NEW YORK (
) -- The behavior of the yen, as seen in the
CurrencyShares Japanese Yen Trust
in recent weeks is yet another signal that the global risk-on thesis is slowly losing its foundation.
For much of the first part of this year, yen weakness was the shining example of the quantitative easing "free lunch" and the global risk-on trade. At its peak in mid-May, the Nikkei , as seen in the
iShares MSCI Japan Index
WisdomTree Japan Hedged Equity Fund
, was up over 50% on the year while the yen was down over 16% against the dollar. It was widely believed at the time the yen would continue to weaken throughout the year, further supporting global risk markets.
Since May, though, a troubling divergence has emerged. Despite Japan's continuing efforts to weaken its currency, the yen has failed to hit new lows and the Nikkei has failed to reach new highs. In the weekly chart below you'll notice the higher lows in the yen and lower highs in the Nikkei.

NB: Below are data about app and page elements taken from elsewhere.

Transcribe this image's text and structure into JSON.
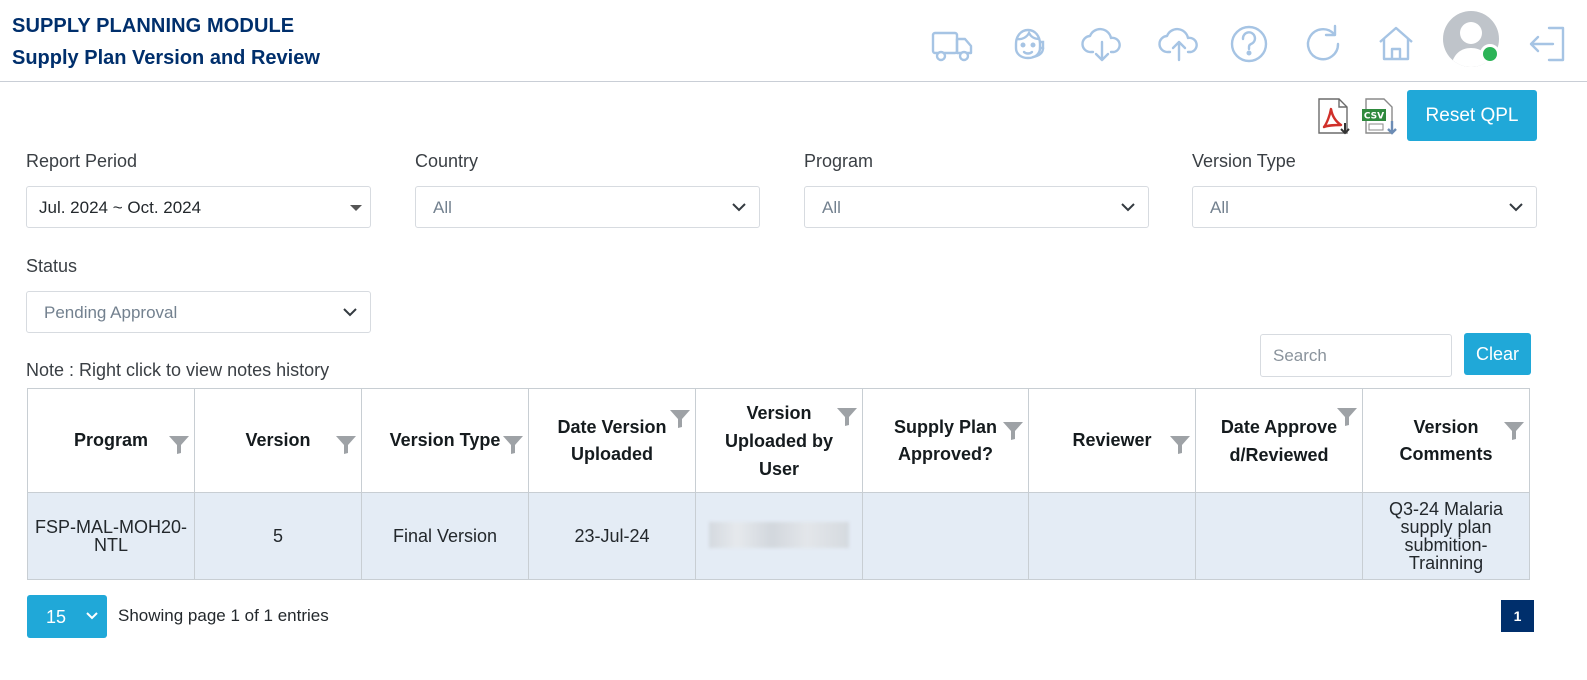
{
  "header": {
    "module_title": "SUPPLY PLANNING MODULE",
    "page_title": "Supply Plan Version and Review",
    "icons": [
      "truck-icon",
      "support-agent-icon",
      "cloud-download-icon",
      "cloud-upload-icon",
      "help-icon",
      "refresh-icon",
      "home-icon",
      "avatar",
      "logout-icon"
    ],
    "icon_color": "#a6c4e4",
    "online_status_color": "#2cb457"
  },
  "toolbar": {
    "reset_label": "Reset QPL",
    "accent_color": "#20a8d8"
  },
  "filters": {
    "report_period": {
      "label": "Report Period",
      "value": "Jul. 2024 ~ Oct. 2024"
    },
    "country": {
      "label": "Country",
      "value": "All"
    },
    "program": {
      "label": "Program",
      "value": "All"
    },
    "version_type": {
      "label": "Version Type",
      "value": "All"
    },
    "status": {
      "label": "Status",
      "value": "Pending Approval"
    }
  },
  "note": "Note : Right click to view notes history",
  "search": {
    "placeholder": "Search",
    "clear_label": "Clear"
  },
  "table": {
    "columns": [
      "Program",
      "Version",
      "Version Type",
      "Date Version Uploaded",
      "Version Uploaded by User",
      "Supply Plan Approved?",
      "Reviewer",
      "Date Approved/Reviewed",
      "Version Comments"
    ],
    "rows": [
      {
        "program": "FSP-MAL-MOH20-NTL",
        "version": "5",
        "version_type": "Final Version",
        "date_uploaded": "23-Jul-24",
        "uploaded_by": "",
        "approved": "",
        "reviewer": "",
        "date_approved": "",
        "comments": "Q3-24 Malaria supply plan submition-Trainning"
      }
    ],
    "row_color": "#e4ecf5"
  },
  "footer": {
    "page_size": "15",
    "showing": "Showing page 1 of 1 entries",
    "current_page": "1",
    "pager_color": "#002f6c"
  }
}
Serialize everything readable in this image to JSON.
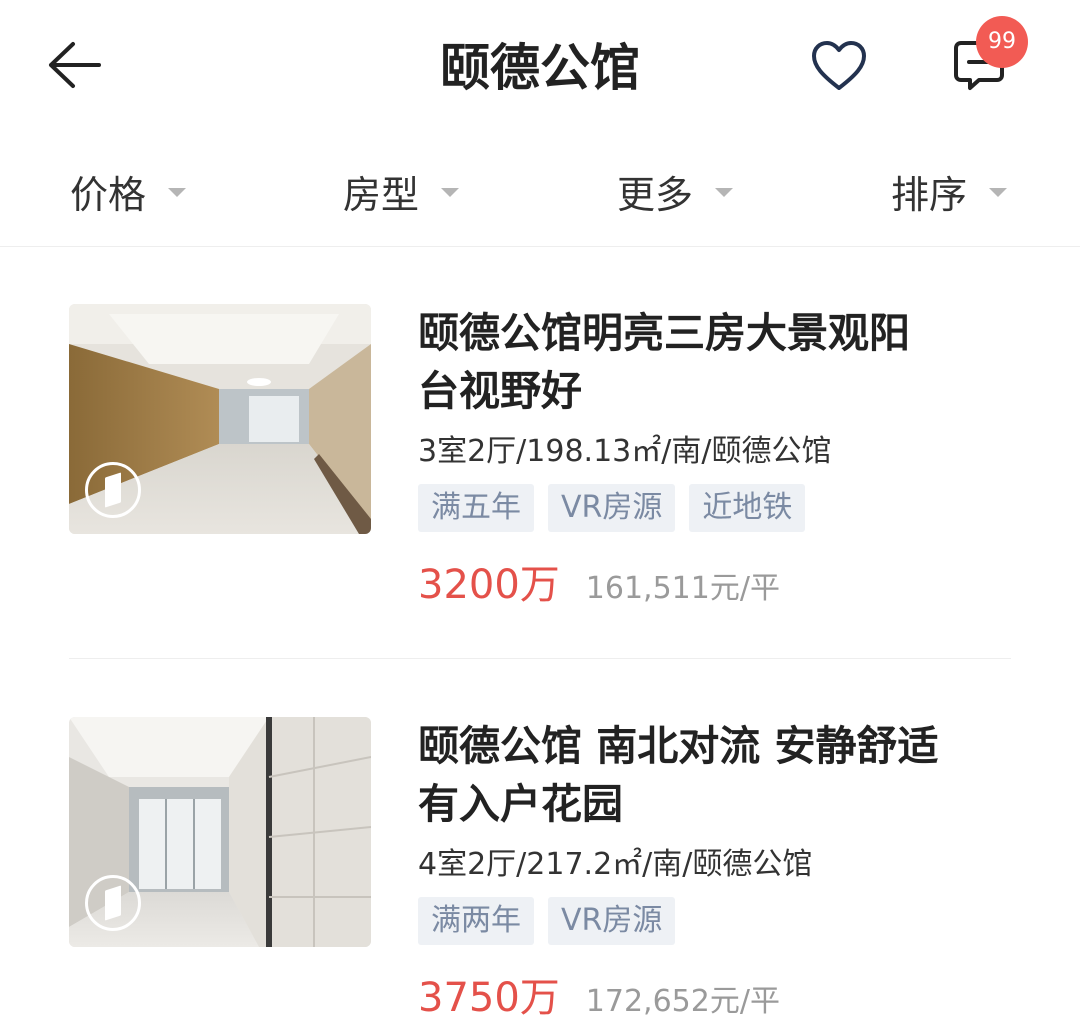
{
  "header": {
    "title": "颐德公馆",
    "badge_count": "99"
  },
  "filters": [
    {
      "label": "价格"
    },
    {
      "label": "房型"
    },
    {
      "label": "更多"
    },
    {
      "label": "排序"
    }
  ],
  "listings": [
    {
      "title_line1": "颐德公馆明亮三房大景观阳",
      "title_line2": "台视野好",
      "meta": "3室2厅/198.13㎡/南/颐德公馆",
      "tags": [
        "满五年",
        "VR房源",
        "近地铁"
      ],
      "price": "3200万",
      "unit_price": "161,511元/平"
    },
    {
      "title_line1": "颐德公馆 南北对流 安静舒适",
      "title_line2": "有入户花园",
      "meta": "4室2厅/217.2㎡/南/颐德公馆",
      "tags": [
        "满两年",
        "VR房源"
      ],
      "price": "3750万",
      "unit_price": "172,652元/平"
    }
  ],
  "colors": {
    "accent_price": "#e4514a",
    "badge": "#f25b54",
    "tag_bg": "#eef1f5",
    "tag_text": "#7b8aa3"
  },
  "icons": {
    "back": "arrow-left-icon",
    "favorite": "heart-icon",
    "messages": "chat-minus-icon",
    "vr": "vr-door-icon"
  }
}
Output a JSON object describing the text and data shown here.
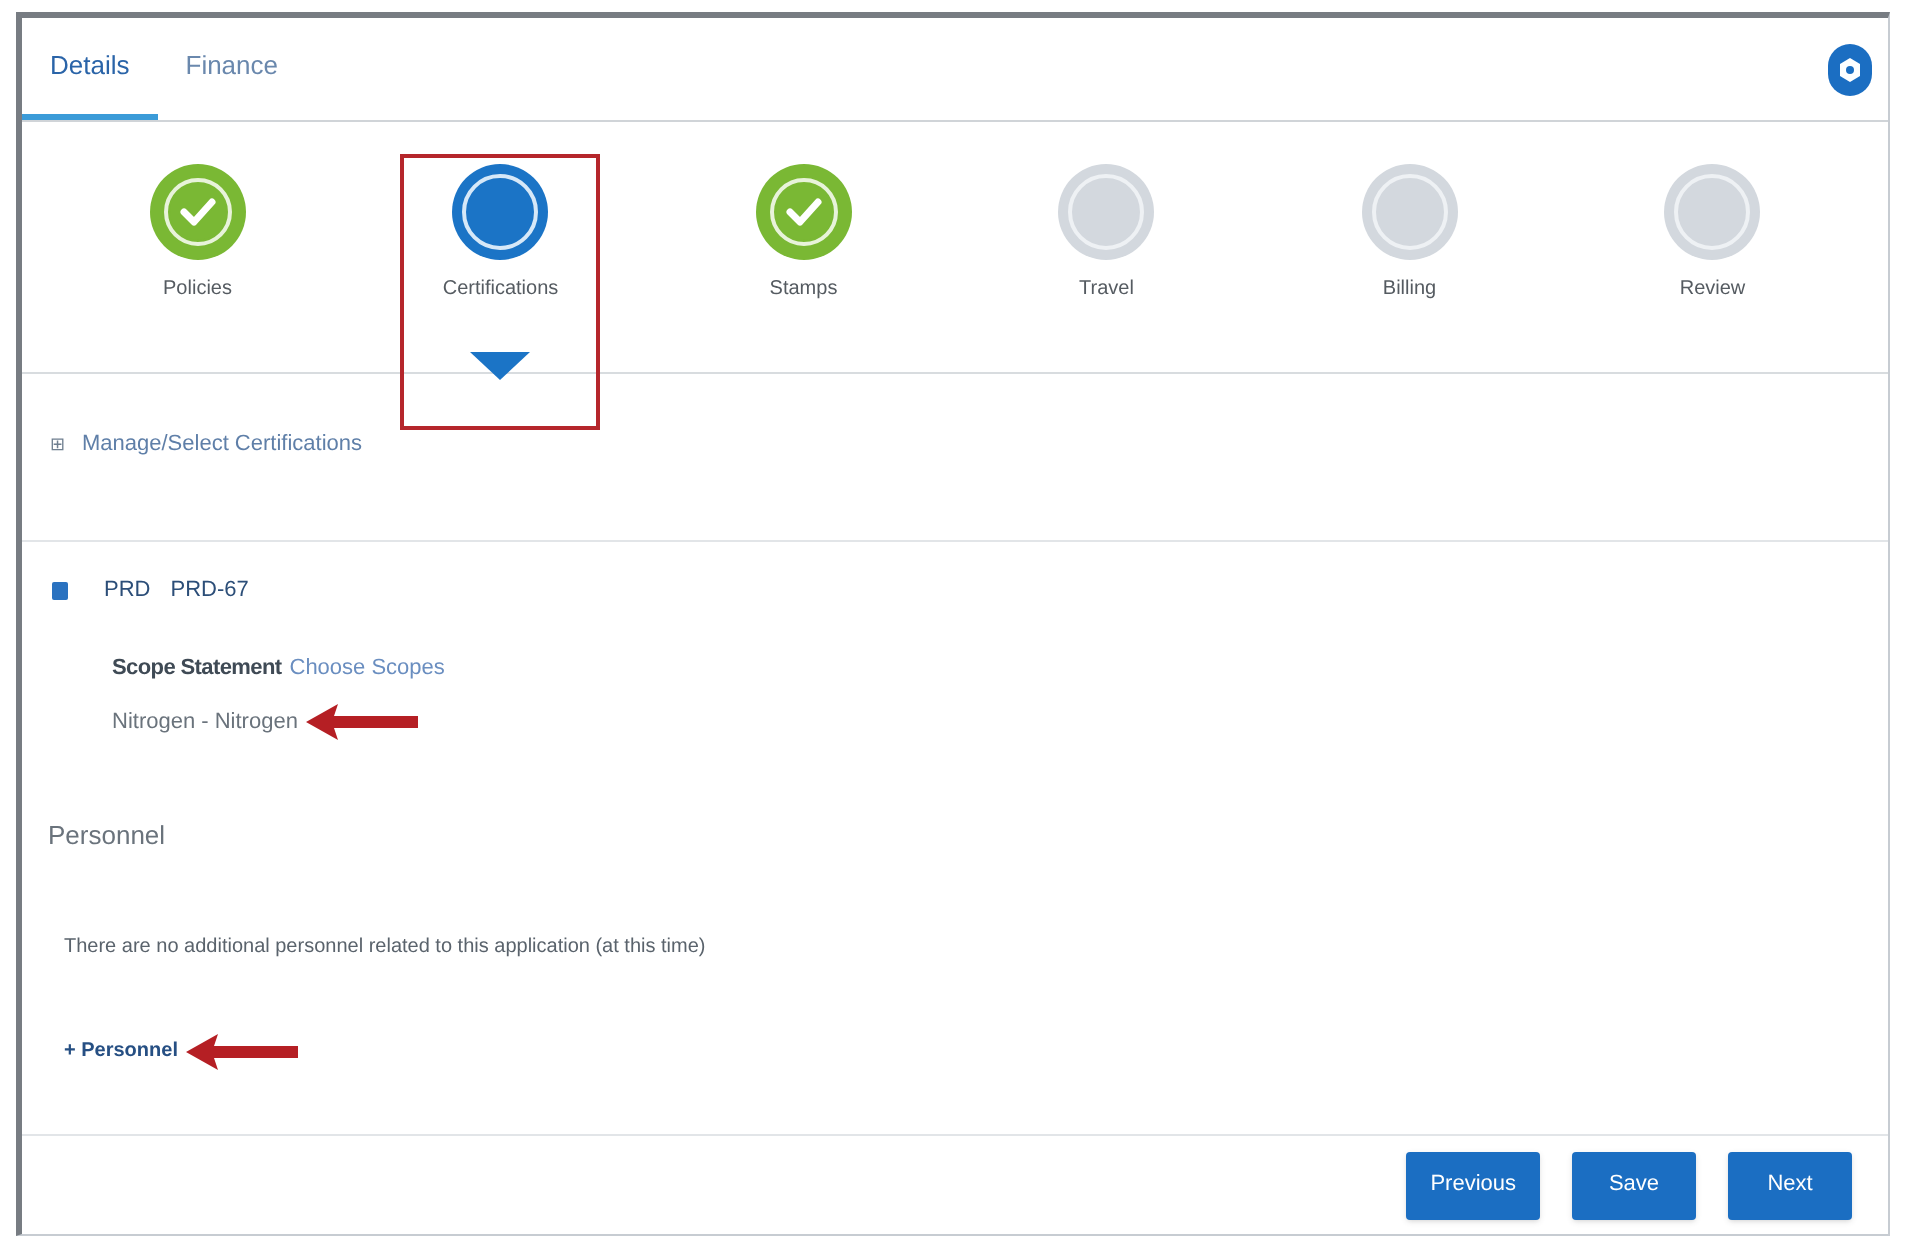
{
  "tabs": [
    {
      "label": "Details",
      "selected": true
    },
    {
      "label": "Finance",
      "selected": false
    }
  ],
  "steps": [
    {
      "label": "Policies",
      "kind": "complete",
      "highlighted": false
    },
    {
      "label": "Certifications",
      "kind": "current",
      "highlighted": true
    },
    {
      "label": "Stamps",
      "kind": "complete",
      "highlighted": false
    },
    {
      "label": "Travel",
      "kind": "pending",
      "highlighted": false
    },
    {
      "label": "Billing",
      "kind": "pending",
      "highlighted": false
    },
    {
      "label": "Review",
      "kind": "pending",
      "highlighted": false
    }
  ],
  "manage_link": {
    "icon": "⊞",
    "label": "Manage/Select Certifications"
  },
  "certification": {
    "checked": true,
    "code": "PRD",
    "id": "PRD-67",
    "scope_label": "Scope Statement",
    "scope_link": "Choose Scopes",
    "scope_value": "Nitrogen - Nitrogen",
    "annotated": true
  },
  "personnel": {
    "heading": "Personnel",
    "message": "There are no additional personnel related to this application (at this time)",
    "add_link": "+ Personnel",
    "annotated": true
  },
  "buttons": [
    "Previous",
    "Save",
    "Next"
  ]
}
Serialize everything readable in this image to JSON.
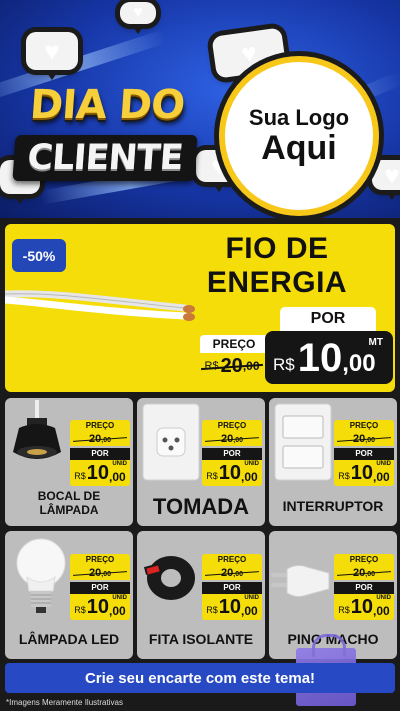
{
  "header": {
    "title_line1": "DIA DO",
    "title_line2": "CLIENTE",
    "logo_line1": "Sua Logo",
    "logo_line2": "Aqui"
  },
  "hero": {
    "discount": "-50%",
    "title_line1": "FIO DE",
    "title_line2": "ENERGIA",
    "preco_label": "PREÇO",
    "old_currency": "R$",
    "old_int": "20",
    "old_dec": ",00",
    "por_label": "POR",
    "new_currency": "R$",
    "new_int": "10",
    "new_dec": ",00",
    "unit": "MT"
  },
  "tag_common": {
    "preco_label": "PREÇO",
    "currency": "R$",
    "old_int": "20",
    "old_dec": ",00",
    "por_label": "POR",
    "new_int": "10",
    "new_dec": ",00",
    "unit": "UNID"
  },
  "products": [
    {
      "label_line1": "BOCAL DE",
      "label_line2": "LÂMPADA",
      "icon": "lamp-socket"
    },
    {
      "label_line1": "TOMADA",
      "label_line2": "",
      "icon": "outlet"
    },
    {
      "label_line1": "INTERRUPTOR",
      "label_line2": "",
      "icon": "switch"
    },
    {
      "label_line1": "LÂMPADA LED",
      "label_line2": "",
      "icon": "led-bulb"
    },
    {
      "label_line1": "FITA ISOLANTE",
      "label_line2": "",
      "icon": "tape-roll"
    },
    {
      "label_line1": "PINO MACHO",
      "label_line2": "",
      "icon": "male-plug"
    }
  ],
  "footer": {
    "cta": "Crie seu encarte com este tema!",
    "disclaimer": "*Imagens Meramente Ilustrativas"
  },
  "colors": {
    "header_blue": "#1737a8",
    "hero_yellow": "#f4dd09",
    "accent_blue": "#2749c4",
    "card_gray": "#bdbdbd",
    "price_dark": "#151515",
    "title_gold": "#f6cf3a"
  }
}
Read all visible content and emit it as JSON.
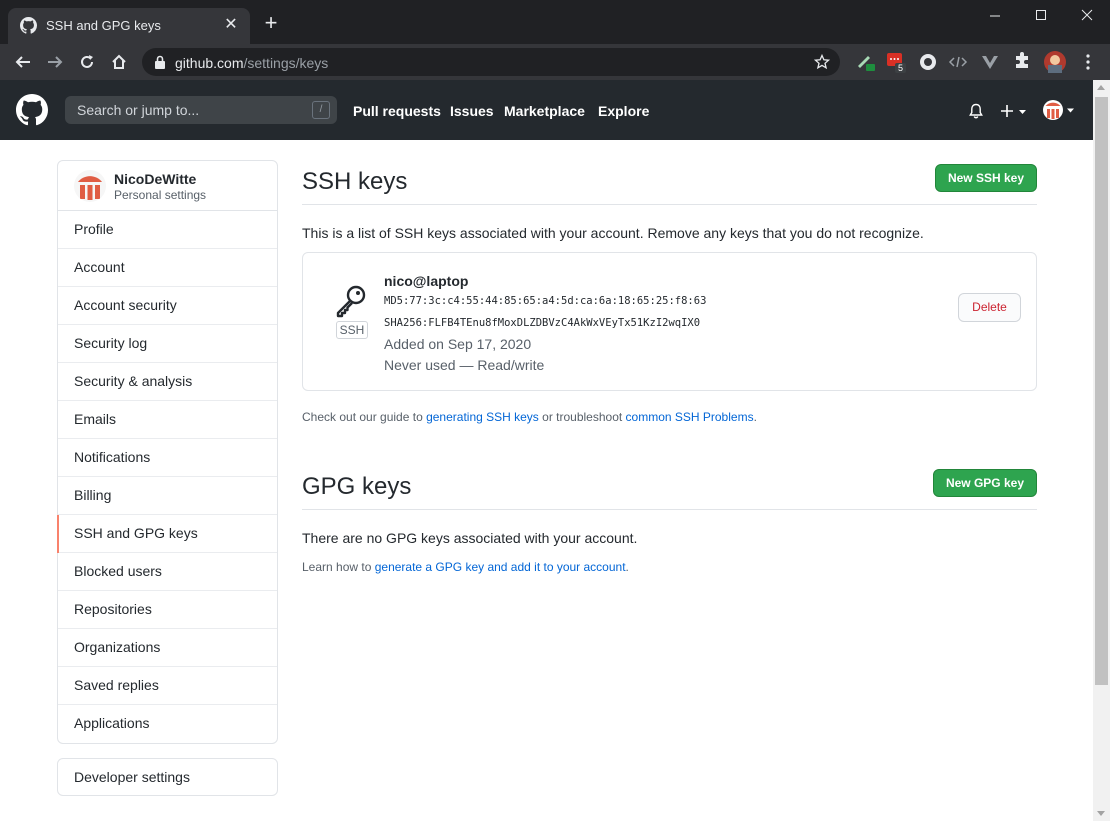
{
  "browser": {
    "tab_title": "SSH and GPG keys",
    "url_host": "github.com",
    "url_path": "/settings/keys",
    "extension_badge": "5"
  },
  "header": {
    "search_placeholder": "Search or jump to...",
    "search_shortcut": "/",
    "nav": [
      "Pull requests",
      "Issues",
      "Marketplace",
      "Explore"
    ]
  },
  "sidebar": {
    "username": "NicoDeWitte",
    "subtitle": "Personal settings",
    "items": [
      "Profile",
      "Account",
      "Account security",
      "Security log",
      "Security & analysis",
      "Emails",
      "Notifications",
      "Billing",
      "SSH and GPG keys",
      "Blocked users",
      "Repositories",
      "Organizations",
      "Saved replies",
      "Applications"
    ],
    "selected": "SSH and GPG keys",
    "developer_settings": "Developer settings"
  },
  "ssh": {
    "title": "SSH keys",
    "new_button": "New SSH key",
    "description": "This is a list of SSH keys associated with your account. Remove any keys that you do not recognize.",
    "key": {
      "badge": "SSH",
      "name": "nico@laptop",
      "md5": "MD5:77:3c:c4:55:44:85:65:a4:5d:ca:6a:18:65:25:f8:63",
      "sha256": "SHA256:FLFB4TEnu8fMoxDLZDBVzC4AkWxVEyTx51KzI2wqIX0",
      "added": "Added on Sep 17, 2020",
      "usage": "Never used — Read/write",
      "delete_label": "Delete"
    },
    "guide_pre": "Check out our guide to ",
    "guide_link1": "generating SSH keys",
    "guide_mid": " or troubleshoot ",
    "guide_link2": "common SSH Problems",
    "guide_post": "."
  },
  "gpg": {
    "title": "GPG keys",
    "new_button": "New GPG key",
    "empty": "There are no GPG keys associated with your account.",
    "learn_pre": "Learn how to ",
    "learn_link": "generate a GPG key and add it to your account",
    "learn_post": "."
  },
  "colors": {
    "header_bg": "#24292e",
    "green_button": "#2ea44f",
    "selected_marker": "#f9826c",
    "link": "#0366d6",
    "delete_red": "#cb2431"
  }
}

Courtesy of StockCharts.com
At the same time, U.S. equity markets have continued to march higher with new all-time highs in the
. With the recent Janet Yellen nomination and expectations of any tapering of QE pushed well into next year, the U.S. dollar, as seen by the
PowerShares DB US Dollar Index Bullish
has taken over as the weakest global currency (see chart below). In the "race to the bottom" for global currency depreciation, the
is back in the lead.
Courtesy of StockCharts.com
From a sentiment standpoint, the consensus opinion on the dollar-S&P today is similar to the yen-Nikkei in mid-May. That is to say, everyone is projecting the recent past into the future. This could setup a similar reversal where dollar strength is accompanied by S&P weakness.
What could be the catalyst for such a reversal?
Given how stretched U.S. equity markets and bullish sentiment are today, it wouldn't take much. To start with, if at its meeting this week the Fed expresses any concern over speculative risk in markets, this would not be received well.
Additionally, with expectations for tapering now pushed well into next year, any evidence that would push this timeline forward would be problematic. Lastly, if bond yields continue to fall here and deflationary pressures accelerate, that should also put pressure on the equity markets.
While the market is current assigning a low probability to these outcomes, that is often the case preceding turning points. Our ATAC models used for managing our mutual fund and separate accounts continue to believe that such a probability is higher than the market is anticipating.
As such, we are currently in long-duration bonds, favoring a more risk-off environment unless things dramatically change. For now, odds still favor something...unexpected.
At the time of publication the author had no position in any of the stocks mentioned.
This article was written by an independent contributor, separate from TheStreet's regular news coverage.